A prison for refugees: inmates at the South Texas Family Residential Center in Dilley, TX (May 2015)

A prison for refugees: inmates at the South Texas Family Residential Center in Dilley, TX, May 2015. (The New York Times / Redux / Ilana Panich-Linsman)

The first volunteer trip involved twelve law students, including first years, as well as one fellow and one faculty member over a Winter Break week in 2018-19 at the largest immigrant family detention center in the country: the South Texas Family Residential Center (STFRC) in Dilley, Texas (approximately 80 minutes southwest of San Antonio).  Since then, Georgetown Law students have regularly volunteered over Spring and Winter breaks to assist these detained asylum seekers.  Generous gifts from alumni April and John Delaney as well as Sam Lambroza, and a gift from the John and Kathleen Schreiber Foundation have funded this service project.

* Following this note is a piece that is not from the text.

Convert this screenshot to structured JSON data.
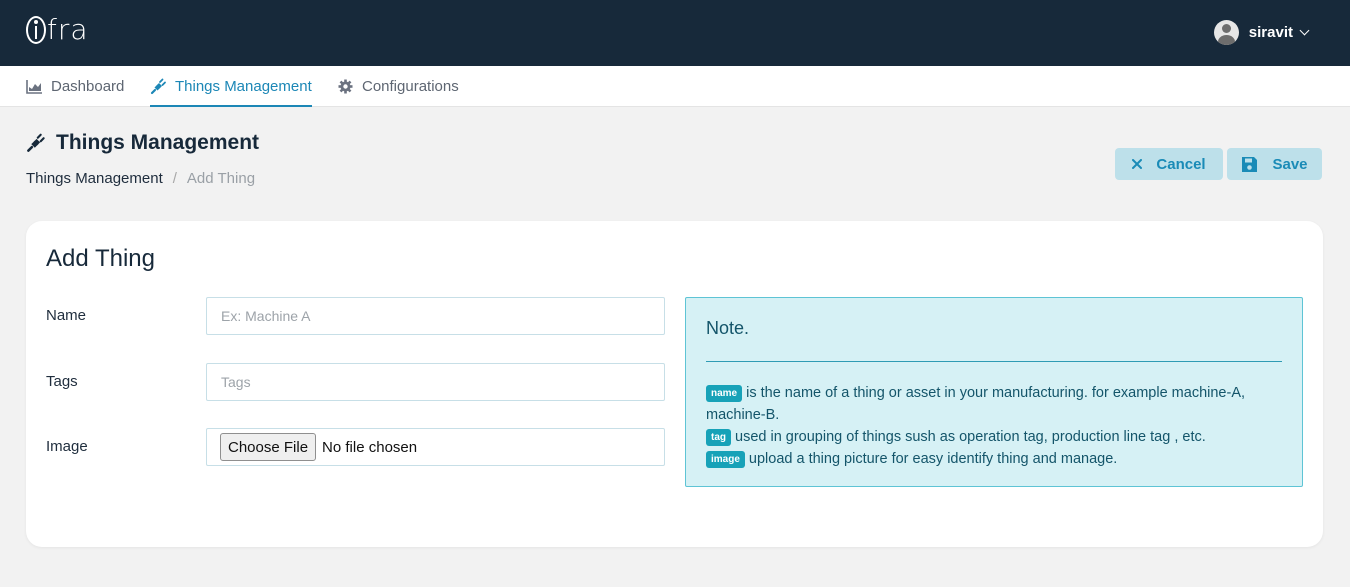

Over spring break, 12 Georgetown Law students and staff participated in a remote pro bono project with asylum seekers detained near the U.S.-Mexico border in Dilley, Texas. Working with staff attorneys from Proyecto Dilley, Georgetown volunteers prepared parole requests in order to help detained women, most of whom fled Cuba and Nicaragua, pursue their cases outside of detention, where they can secure counsel and reunite with family and friends. Volunteers spent their spring breaks conducting phone interviews with clients, contacting sponsors, and compiling arguments and evidence demonstrating clients’ eligibility for release. Many of the clients supported this week had significant medical needs that put them at a higher risk of contracting COVID-19 in detention, making this work even more critical. Volunteers ultimately prepared 18 requests, and we have since learned that some of the individuals we worked with will be released.